Despite today’s inconveniences, social media is filled with those who are taking full advantage of the stay-at-home time by baking bread and experimenting with new recipes. I know how to bake and cook – I simply don’t want to bake and cook. As an empty nester, I much prefer when others bake and cook for me. The take-out menus at downtown restaurants are wonderful and we’re doing our part to support local businesses. That’s my story and I’m sticking to it.
I would love to take the time and read the massive pile of books waiting for me to crack them open. I start one, but my ability to concentrate is toast. I love movies, but you can only watch so many movies before it’s time to get off the damn couch. This upside down world is ruining my typical escape-from-reality activities.
Kudos to parents of young children. I can’t even imagine going through this pandemic having to entertain or engage with little kids. Or teenagers. I’m exhausted just thinking about it.
The problem with this new reality is that we have no idea when it will end. Or, whether the next reality will be anything like our pre-COVID lives. The only way I can wrap my brain around any of this is to think that we’re simply hitting a re-set button. That everything will return to normal someday soon. That we’ll all be more conscientious of how the world has shifted and ensure we can better avoid a future shift.
This may be completely unrealistic or way too optimistic. But, it’s the only way I can sleep at night and not let all of this consume my every waking moment.
In the meantime, I look forward to future hugs. And handshakes. And dinner out with friends. And a post-COVID coif. And the re-opening of movie theatres. And never hearing the word ‘unprecedented.’ And Copper Penny fries. Until then, stay safe and sane!
Kingstonist Community Editorial Board member Lindsey Foster is a relative newbie to Kingston having only lived here for 27 years. She has worked in radio and television news, fundraising, event management, communications and rental property management. She also volunteers with several organizations, including Rotary.

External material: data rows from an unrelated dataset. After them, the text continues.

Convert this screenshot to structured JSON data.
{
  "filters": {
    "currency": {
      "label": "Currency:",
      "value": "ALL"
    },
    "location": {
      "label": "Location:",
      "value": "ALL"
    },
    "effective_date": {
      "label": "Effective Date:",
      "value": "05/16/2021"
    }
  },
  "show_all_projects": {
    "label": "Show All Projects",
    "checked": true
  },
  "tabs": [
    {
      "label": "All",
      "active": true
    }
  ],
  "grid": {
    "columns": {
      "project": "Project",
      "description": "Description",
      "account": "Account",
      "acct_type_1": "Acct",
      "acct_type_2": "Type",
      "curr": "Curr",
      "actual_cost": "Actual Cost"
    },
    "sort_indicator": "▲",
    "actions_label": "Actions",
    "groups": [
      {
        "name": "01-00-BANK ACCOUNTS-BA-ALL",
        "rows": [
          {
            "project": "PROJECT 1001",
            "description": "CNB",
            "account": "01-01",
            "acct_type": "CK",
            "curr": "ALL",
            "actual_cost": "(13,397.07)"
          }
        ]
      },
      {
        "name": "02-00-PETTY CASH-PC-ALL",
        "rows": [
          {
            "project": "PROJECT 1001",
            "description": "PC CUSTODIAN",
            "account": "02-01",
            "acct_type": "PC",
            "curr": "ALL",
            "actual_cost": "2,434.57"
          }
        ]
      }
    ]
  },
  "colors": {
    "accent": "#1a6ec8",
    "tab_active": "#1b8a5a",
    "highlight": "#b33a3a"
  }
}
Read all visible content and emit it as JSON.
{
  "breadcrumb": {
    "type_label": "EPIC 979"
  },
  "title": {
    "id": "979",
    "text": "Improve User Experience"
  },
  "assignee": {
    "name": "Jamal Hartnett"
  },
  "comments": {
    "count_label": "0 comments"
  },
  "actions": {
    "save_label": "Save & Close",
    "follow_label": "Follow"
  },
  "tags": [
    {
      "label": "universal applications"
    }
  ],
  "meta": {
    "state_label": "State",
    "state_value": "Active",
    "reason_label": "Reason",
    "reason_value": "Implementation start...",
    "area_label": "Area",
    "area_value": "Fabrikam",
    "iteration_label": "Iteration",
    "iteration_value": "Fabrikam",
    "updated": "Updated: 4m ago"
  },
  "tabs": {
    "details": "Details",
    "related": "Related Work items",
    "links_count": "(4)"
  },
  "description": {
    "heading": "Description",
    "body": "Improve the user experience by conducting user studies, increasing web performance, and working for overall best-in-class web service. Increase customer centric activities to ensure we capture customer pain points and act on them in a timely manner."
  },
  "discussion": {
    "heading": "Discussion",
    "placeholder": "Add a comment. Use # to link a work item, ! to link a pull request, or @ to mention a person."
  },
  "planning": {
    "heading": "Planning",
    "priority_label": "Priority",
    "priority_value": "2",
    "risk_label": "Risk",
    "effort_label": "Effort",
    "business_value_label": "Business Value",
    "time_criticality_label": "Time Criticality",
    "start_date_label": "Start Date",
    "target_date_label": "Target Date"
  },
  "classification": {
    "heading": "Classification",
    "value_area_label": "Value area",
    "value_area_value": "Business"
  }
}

With two daughters in their early 20s, Lindsey and her husband, Lawrence, are enjoying their newfound quasi-empty-nester status living downtown.
The Kingstonist 2020 Community Editorial Board is made up of a number of local writers interested in community happenings offering well-researched columns on a wide range of topics, from municipal politics and local contentious issues, to personal opinions and insights into local matters.